Assignment:
Repeat, exactly and in full, the lines of the listing below, but without any pictures.
______________________________
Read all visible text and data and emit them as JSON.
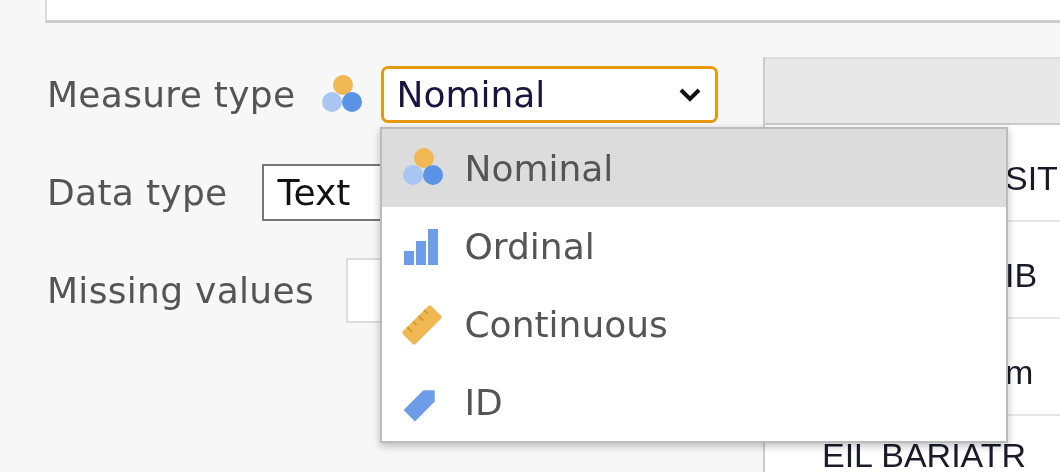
{
  "measure_type": {
    "label": "Measure type",
    "value": "Nominal",
    "kind": "nominal",
    "open": true,
    "options": [
      {
        "label": "Nominal",
        "kind": "nominal",
        "selected": true
      },
      {
        "label": "Ordinal",
        "kind": "ordinal",
        "selected": false
      },
      {
        "label": "Continuous",
        "kind": "continuous",
        "selected": false
      },
      {
        "label": "ID",
        "kind": "id",
        "selected": false
      }
    ]
  },
  "data_type": {
    "label": "Data type",
    "value": "Text"
  },
  "missing_values": {
    "label": "Missing values"
  },
  "variable_list": {
    "rows": [
      {
        "text": "SIT"
      },
      {
        "text": "IB"
      },
      {
        "text": "m"
      },
      {
        "text": "EIL BARIATR"
      }
    ]
  }
}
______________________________
Written solution:
Read all visible text and data and emit them as JSON.
{
  "measure_type": {
    "label": "Measure type",
    "value": "Nominal",
    "kind": "nominal",
    "open": true,
    "options": [
      {
        "label": "Nominal",
        "kind": "nominal",
        "selected": true
      },
      {
        "label": "Ordinal",
        "kind": "ordinal",
        "selected": false
      },
      {
        "label": "Continuous",
        "kind": "continuous",
        "selected": false
      },
      {
        "label": "ID",
        "kind": "id",
        "selected": false
      }
    ]
  },
  "data_type": {
    "label": "Data type",
    "value": "Text"
  },
  "missing_values": {
    "label": "Missing values"
  },
  "variable_list": {
    "rows": [
      {
        "text": "SIT"
      },
      {
        "text": "IB"
      },
      {
        "text": "m"
      },
      {
        "text": "EIL BARIATR"
      }
    ]
  }
}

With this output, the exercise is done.